§ Work task:
Here the requirement is to repeat every record exactly, in full.

Data shown Block Start

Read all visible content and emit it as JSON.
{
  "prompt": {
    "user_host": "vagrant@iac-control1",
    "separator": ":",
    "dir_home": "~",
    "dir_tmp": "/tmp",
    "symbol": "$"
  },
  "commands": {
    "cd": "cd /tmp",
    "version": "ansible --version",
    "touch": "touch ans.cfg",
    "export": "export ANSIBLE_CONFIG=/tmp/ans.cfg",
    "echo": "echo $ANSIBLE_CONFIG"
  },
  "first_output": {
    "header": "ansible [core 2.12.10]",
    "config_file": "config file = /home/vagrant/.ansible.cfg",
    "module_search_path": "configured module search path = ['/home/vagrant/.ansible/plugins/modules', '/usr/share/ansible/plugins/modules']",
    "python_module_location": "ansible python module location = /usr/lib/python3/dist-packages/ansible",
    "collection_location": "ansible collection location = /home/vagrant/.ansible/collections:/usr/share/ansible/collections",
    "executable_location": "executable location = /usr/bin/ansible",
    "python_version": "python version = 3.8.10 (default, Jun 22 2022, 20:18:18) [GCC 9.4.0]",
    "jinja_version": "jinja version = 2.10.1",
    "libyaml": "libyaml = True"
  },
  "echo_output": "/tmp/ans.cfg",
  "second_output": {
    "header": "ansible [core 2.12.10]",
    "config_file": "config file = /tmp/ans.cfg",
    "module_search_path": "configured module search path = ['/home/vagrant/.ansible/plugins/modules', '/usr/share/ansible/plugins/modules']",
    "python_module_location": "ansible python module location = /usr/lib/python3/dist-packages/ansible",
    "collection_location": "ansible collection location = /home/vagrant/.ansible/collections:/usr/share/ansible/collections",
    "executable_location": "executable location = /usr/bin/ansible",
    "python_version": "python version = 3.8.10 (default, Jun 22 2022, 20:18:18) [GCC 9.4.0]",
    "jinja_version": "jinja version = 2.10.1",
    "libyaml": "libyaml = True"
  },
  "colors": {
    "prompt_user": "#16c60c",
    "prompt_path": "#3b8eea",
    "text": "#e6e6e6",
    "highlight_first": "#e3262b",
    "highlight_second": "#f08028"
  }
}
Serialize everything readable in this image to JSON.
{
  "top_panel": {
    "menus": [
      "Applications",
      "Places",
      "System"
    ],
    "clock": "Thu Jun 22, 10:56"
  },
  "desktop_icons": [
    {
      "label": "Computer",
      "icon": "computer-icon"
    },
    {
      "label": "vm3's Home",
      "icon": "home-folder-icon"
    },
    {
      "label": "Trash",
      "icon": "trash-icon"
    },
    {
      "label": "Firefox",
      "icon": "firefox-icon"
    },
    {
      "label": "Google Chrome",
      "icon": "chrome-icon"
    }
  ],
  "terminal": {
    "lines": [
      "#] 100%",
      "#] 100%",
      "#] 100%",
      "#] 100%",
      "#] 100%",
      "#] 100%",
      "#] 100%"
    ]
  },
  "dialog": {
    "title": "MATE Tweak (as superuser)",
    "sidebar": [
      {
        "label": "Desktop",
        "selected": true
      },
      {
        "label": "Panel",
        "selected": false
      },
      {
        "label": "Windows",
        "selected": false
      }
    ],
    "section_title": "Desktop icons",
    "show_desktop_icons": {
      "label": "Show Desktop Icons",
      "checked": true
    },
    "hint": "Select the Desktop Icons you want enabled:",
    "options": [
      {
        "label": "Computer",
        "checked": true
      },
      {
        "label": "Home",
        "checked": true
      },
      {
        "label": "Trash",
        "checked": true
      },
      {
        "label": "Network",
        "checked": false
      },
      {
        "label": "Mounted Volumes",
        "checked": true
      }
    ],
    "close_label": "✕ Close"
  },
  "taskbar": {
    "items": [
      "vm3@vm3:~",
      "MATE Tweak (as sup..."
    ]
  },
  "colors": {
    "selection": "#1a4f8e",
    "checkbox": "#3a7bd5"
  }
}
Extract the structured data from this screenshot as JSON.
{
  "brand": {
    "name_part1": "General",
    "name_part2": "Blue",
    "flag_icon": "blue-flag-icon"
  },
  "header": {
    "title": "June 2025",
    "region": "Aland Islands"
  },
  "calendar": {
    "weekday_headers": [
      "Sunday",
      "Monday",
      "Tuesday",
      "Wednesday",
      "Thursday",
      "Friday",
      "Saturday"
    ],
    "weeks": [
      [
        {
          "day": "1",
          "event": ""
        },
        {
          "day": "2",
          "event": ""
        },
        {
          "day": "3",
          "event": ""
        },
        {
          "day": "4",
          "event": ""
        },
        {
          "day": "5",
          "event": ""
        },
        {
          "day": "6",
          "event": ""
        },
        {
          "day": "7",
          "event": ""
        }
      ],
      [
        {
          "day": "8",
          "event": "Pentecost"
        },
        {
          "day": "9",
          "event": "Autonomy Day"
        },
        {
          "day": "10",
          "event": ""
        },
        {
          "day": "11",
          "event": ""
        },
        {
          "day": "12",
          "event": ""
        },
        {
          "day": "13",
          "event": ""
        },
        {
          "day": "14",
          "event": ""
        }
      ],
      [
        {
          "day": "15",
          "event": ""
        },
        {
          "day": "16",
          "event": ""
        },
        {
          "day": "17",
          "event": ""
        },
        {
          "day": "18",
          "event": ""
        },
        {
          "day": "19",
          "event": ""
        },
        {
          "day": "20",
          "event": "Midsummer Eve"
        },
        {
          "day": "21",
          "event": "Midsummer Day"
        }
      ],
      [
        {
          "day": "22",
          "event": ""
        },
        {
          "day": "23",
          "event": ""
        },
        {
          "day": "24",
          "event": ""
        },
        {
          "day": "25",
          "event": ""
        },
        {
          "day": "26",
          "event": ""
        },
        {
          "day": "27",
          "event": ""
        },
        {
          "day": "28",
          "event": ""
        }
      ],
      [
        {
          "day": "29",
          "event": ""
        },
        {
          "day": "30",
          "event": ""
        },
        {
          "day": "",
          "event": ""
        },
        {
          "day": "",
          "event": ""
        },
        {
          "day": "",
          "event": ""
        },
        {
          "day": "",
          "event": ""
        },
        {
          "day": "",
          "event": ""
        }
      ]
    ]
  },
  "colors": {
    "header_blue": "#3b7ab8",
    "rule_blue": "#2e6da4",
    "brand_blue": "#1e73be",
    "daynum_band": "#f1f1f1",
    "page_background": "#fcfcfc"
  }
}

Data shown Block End

§ Written response:
Read all visible content and emit it as JSON.
{
  "prompt": {
    "user_host": "vagrant@iac-control1",
    "separator": ":",
    "dir_home": "~",
    "dir_tmp": "/tmp",
    "symbol": "$"
  },
  "commands": {
    "cd": "cd /tmp",
    "version": "ansible --version",
    "touch": "touch ans.cfg",
    "export": "export ANSIBLE_CONFIG=/tmp/ans.cfg",
    "echo": "echo $ANSIBLE_CONFIG"
  },
  "first_output": {
    "header": "ansible [core 2.12.10]",
    "config_file": "config file = /home/vagrant/.ansible.cfg",
    "module_search_path": "configured module search path = ['/home/vagrant/.ansible/plugins/modules', '/usr/share/ansible/plugins/modules']",
    "python_module_location": "ansible python module location = /usr/lib/python3/dist-packages/ansible",
    "collection_location": "ansible collection location = /home/vagrant/.ansible/collections:/usr/share/ansible/collections",
    "executable_location": "executable location = /usr/bin/ansible",
    "python_version": "python version = 3.8.10 (default, Jun 22 2022, 20:18:18) [GCC 9.4.0]",
    "jinja_version": "jinja version = 2.10.1",
    "libyaml": "libyaml = True"
  },
  "echo_output": "/tmp/ans.cfg",
  "second_output": {
    "header": "ansible [core 2.12.10]",
    "config_file": "config file = /tmp/ans.cfg",
    "module_search_path": "configured module search path = ['/home/vagrant/.ansible/plugins/modules', '/usr/share/ansible/plugins/modules']",
    "python_module_location": "ansible python module location = /usr/lib/python3/dist-packages/ansible",
    "collection_location": "ansible collection location = /home/vagrant/.ansible/collections:/usr/share/ansible/collections",
    "executable_location": "executable location = /usr/bin/ansible",
    "python_version": "python version = 3.8.10 (default, Jun 22 2022, 20:18:18) [GCC 9.4.0]",
    "jinja_version": "jinja version = 2.10.1",
    "libyaml": "libyaml = True"
  },
  "colors": {
    "prompt_user": "#16c60c",
    "prompt_path": "#3b8eea",
    "text": "#e6e6e6",
    "highlight_first": "#e3262b",
    "highlight_second": "#f08028"
  }
}
Serialize everything readable in this image to JSON.
{
  "top_panel": {
    "menus": [
      "Applications",
      "Places",
      "System"
    ],
    "clock": "Thu Jun 22, 10:56"
  },
  "desktop_icons": [
    {
      "label": "Computer",
      "icon": "computer-icon"
    },
    {
      "label": "vm3's Home",
      "icon": "home-folder-icon"
    },
    {
      "label": "Trash",
      "icon": "trash-icon"
    },
    {
      "label": "Firefox",
      "icon": "firefox-icon"
    },
    {
      "label": "Google Chrome",
      "icon": "chrome-icon"
    }
  ],
  "terminal": {
    "lines": [
      "#] 100%",
      "#] 100%",
      "#] 100%",
      "#] 100%",
      "#] 100%",
      "#] 100%",
      "#] 100%"
    ]
  },
  "dialog": {
    "title": "MATE Tweak (as superuser)",
    "sidebar": [
      {
        "label": "Desktop",
        "selected": true
      },
      {
        "label": "Panel",
        "selected": false
      },
      {
        "label": "Windows",
        "selected": false
      }
    ],
    "section_title": "Desktop icons",
    "show_desktop_icons": {
      "label": "Show Desktop Icons",
      "checked": true
    },
    "hint": "Select the Desktop Icons you want enabled:",
    "options": [
      {
        "label": "Computer",
        "checked": true
      },
      {
        "label": "Home",
        "checked": true
      },
      {
        "label": "Trash",
        "checked": true
      },
      {
        "label": "Network",
        "checked": false
      },
      {
        "label": "Mounted Volumes",
        "checked": true
      }
    ],
    "close_label": "✕ Close"
  },
  "taskbar": {
    "items": [
      "vm3@vm3:~",
      "MATE Tweak (as sup..."
    ]
  },
  "colors": {
    "selection": "#1a4f8e",
    "checkbox": "#3a7bd5"
  }
}
Extract the structured data from this screenshot as JSON.
{
  "brand": {
    "name_part1": "General",
    "name_part2": "Blue",
    "flag_icon": "blue-flag-icon"
  },
  "header": {
    "title": "June 2025",
    "region": "Aland Islands"
  },
  "calendar": {
    "weekday_headers": [
      "Sunday",
      "Monday",
      "Tuesday",
      "Wednesday",
      "Thursday",
      "Friday",
      "Saturday"
    ],
    "weeks": [
      [
        {
          "day": "1",
          "event": ""
        },
        {
          "day": "2",
          "event": ""
        },
        {
          "day": "3",
          "event": ""
        },
        {
          "day": "4",
          "event": ""
        },
        {
          "day": "5",
          "event": ""
        },
        {
          "day": "6",
          "event": ""
        },
        {
          "day": "7",
          "event": ""
        }
      ],
      [
        {
          "day": "8",
          "event": "Pentecost"
        },
        {
          "day": "9",
          "event": "Autonomy Day"
        },
        {
          "day": "10",
          "event": ""
        },
        {
          "day": "11",
          "event": ""
        },
        {
          "day": "12",
          "event": ""
        },
        {
          "day": "13",
          "event": ""
        },
        {
          "day": "14",
          "event": ""
        }
      ],
      [
        {
          "day": "15",
          "event": ""
        },
        {
          "day": "16",
          "event": ""
        },
        {
          "day": "17",
          "event": ""
        },
        {
          "day": "18",
          "event": ""
        },
        {
          "day": "19",
          "event": ""
        },
        {
          "day": "20",
          "event": "Midsummer Eve"
        },
        {
          "day": "21",
          "event": "Midsummer Day"
        }
      ],
      [
        {
          "day": "22",
          "event": ""
        },
        {
          "day": "23",
          "event": ""
        },
        {
          "day": "24",
          "event": ""
        },
        {
          "day": "25",
          "event": ""
        },
        {
          "day": "26",
          "event": ""
        },
        {
          "day": "27",
          "event": ""
        },
        {
          "day": "28",
          "event": ""
        }
      ],
      [
        {
          "day": "29",
          "event": ""
        },
        {
          "day": "30",
          "event": ""
        },
        {
          "day": "",
          "event": ""
        },
        {
          "day": "",
          "event": ""
        },
        {
          "day": "",
          "event": ""
        },
        {
          "day": "",
          "event": ""
        },
        {
          "day": "",
          "event": ""
        }
      ]
    ]
  },
  "colors": {
    "header_blue": "#3b7ab8",
    "rule_blue": "#2e6da4",
    "brand_blue": "#1e73be",
    "daynum_band": "#f1f1f1",
    "page_background": "#fcfcfc"
  }
}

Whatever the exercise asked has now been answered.